DATA FOR PROCESSING START

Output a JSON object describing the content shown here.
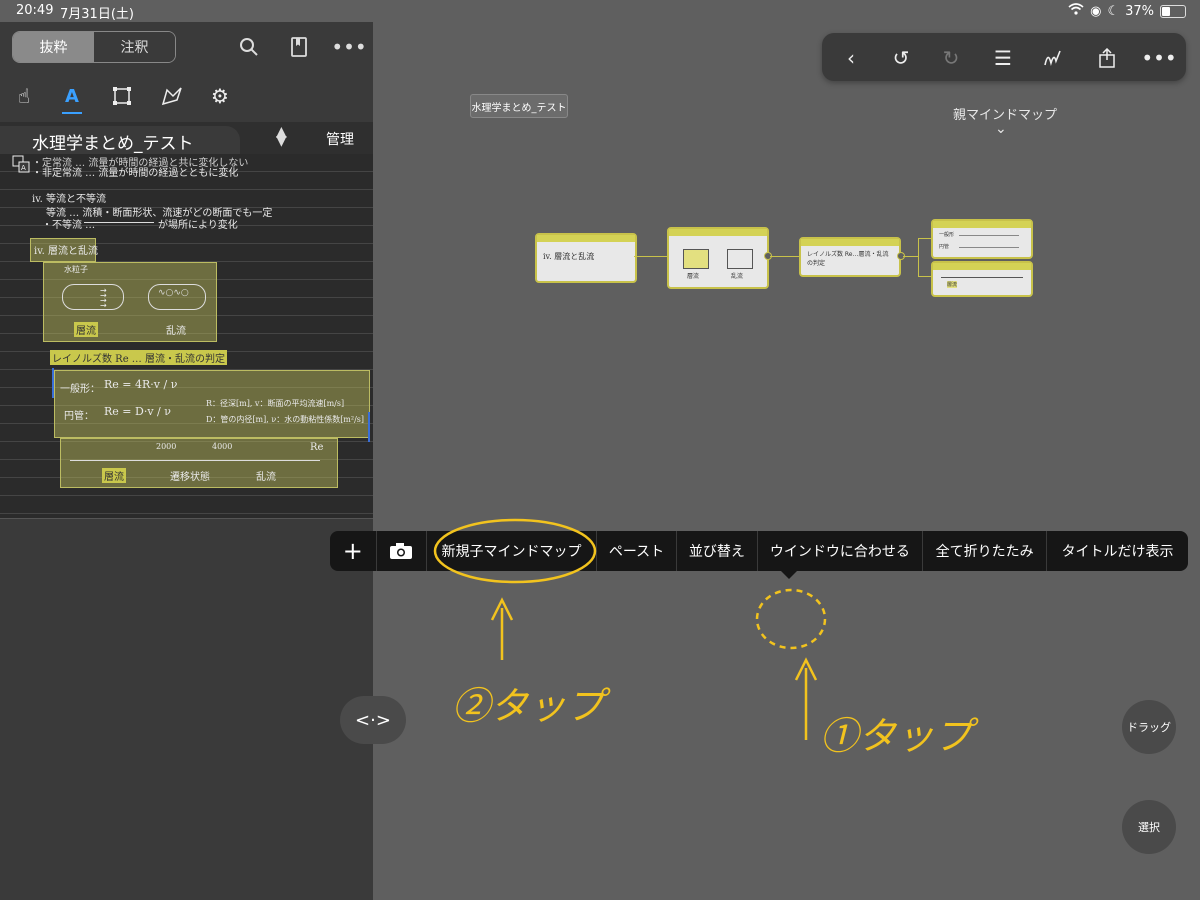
{
  "status_bar": {
    "time": "20:49",
    "date": "7月31日(土)",
    "battery": "37%"
  },
  "left_panel": {
    "segments": [
      {
        "label": "抜粋",
        "active": true
      },
      {
        "label": "注釈",
        "active": false
      }
    ],
    "doc_title": "水理学まとめ_テスト",
    "manage_label": "管理",
    "notes": {
      "line1": "・定常流 … 流量が時間の経過と共に変化しない",
      "line2": "・非定常流 … 流量が時間の経過とともに変化",
      "line3": "iv. 等流と不等流",
      "line4": "等流 … 流積・断面形状、流速がどの断面でも一定",
      "line5": "・不等流 …",
      "line5b": "が場所により変化",
      "heading": "iv. 層流と乱流",
      "pipe_label": "水粒子",
      "laminar": "層流",
      "turbulent": "乱流",
      "reynolds": "レイノルズ数 Re … 層流・乱流の判定",
      "general": "一般形：",
      "formula1": "Re = 4R·v / ν",
      "circular": "円管：",
      "formula2": "Re = D·v / ν",
      "def1": "R：径深[m], v：断面の平均流速[m/s]",
      "def2": "D：管の内径[m], ν：水の動粘性係数[m²/s]",
      "n2000": "2000",
      "n4000": "4000",
      "re": "Re",
      "range1": "層流",
      "range2": "遷移状態",
      "range3": "乱流"
    }
  },
  "canvas": {
    "title_tag": "水理学まとめ_テスト",
    "parent_map": "親マインドマップ",
    "nodes": {
      "n1": "iv. 層流と乱流",
      "n2a": "層流",
      "n2b": "乱流",
      "n3": "レイノルズ数 Re…層流・乱流の判定",
      "n4a": "一般形",
      "n4b": "円管",
      "n5": "層流"
    }
  },
  "context_menu": {
    "items": [
      "新規子マインドマップ",
      "ペースト",
      "並び替え",
      "ウインドウに合わせる",
      "全て折りたたみ",
      "タイトルだけ表示"
    ]
  },
  "buttons": {
    "drag": "ドラッグ",
    "select": "選択",
    "handle": "<·>"
  },
  "annotations": {
    "tap2": "②タップ",
    "tap1": "①タップ",
    "color": "#f2c31e"
  }
}
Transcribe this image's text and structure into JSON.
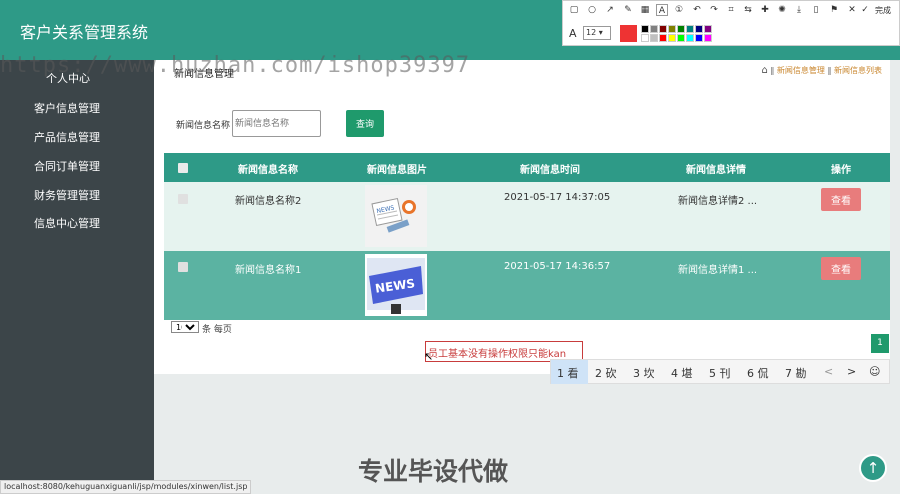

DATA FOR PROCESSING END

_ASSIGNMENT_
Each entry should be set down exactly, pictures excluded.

_RESPONSE TO THIS TASK_
Output a JSON object describing the content shown here.
{
  "status_bar": {
    "time": "20:49",
    "date": "7月31日(土)",
    "battery": "37%"
  },
  "left_panel": {
    "segments": [
      {
        "label": "抜粋",
        "active": true
      },
      {
        "label": "注釈",
        "active": false
      }
    ],
    "doc_title": "水理学まとめ_テスト",
    "manage_label": "管理",
    "notes": {
      "line1": "・定常流 … 流量が時間の経過と共に変化しない",
      "line2": "・非定常流 … 流量が時間の経過とともに変化",
      "line3": "iv. 等流と不等流",
      "line4": "等流 … 流積・断面形状、流速がどの断面でも一定",
      "line5": "・不等流 …",
      "line5b": "が場所により変化",
      "heading": "iv. 層流と乱流",
      "pipe_label": "水粒子",
      "laminar": "層流",
      "turbulent": "乱流",
      "reynolds": "レイノルズ数 Re … 層流・乱流の判定",
      "general": "一般形：",
      "formula1": "Re = 4R·v / ν",
      "circular": "円管：",
      "formula2": "Re = D·v / ν",
      "def1": "R：径深[m], v：断面の平均流速[m/s]",
      "def2": "D：管の内径[m], ν：水の動粘性係数[m²/s]",
      "n2000": "2000",
      "n4000": "4000",
      "re": "Re",
      "range1": "層流",
      "range2": "遷移状態",
      "range3": "乱流"
    }
  },
  "canvas": {
    "title_tag": "水理学まとめ_テスト",
    "parent_map": "親マインドマップ",
    "nodes": {
      "n1": "iv. 層流と乱流",
      "n2a": "層流",
      "n2b": "乱流",
      "n3": "レイノルズ数 Re…層流・乱流の判定",
      "n4a": "一般形",
      "n4b": "円管",
      "n5": "層流"
    }
  },
  "context_menu": {
    "items": [
      "新規子マインドマップ",
      "ペースト",
      "並び替え",
      "ウインドウに合わせる",
      "全て折りたたみ",
      "タイトルだけ表示"
    ]
  },
  "buttons": {
    "drag": "ドラッグ",
    "select": "選択",
    "handle": "<·>"
  },
  "annotations": {
    "tap2": "②タップ",
    "tap1": "①タップ",
    "color": "#f2c31e"
  }
}
Transcribe this image's text and structure into JSON.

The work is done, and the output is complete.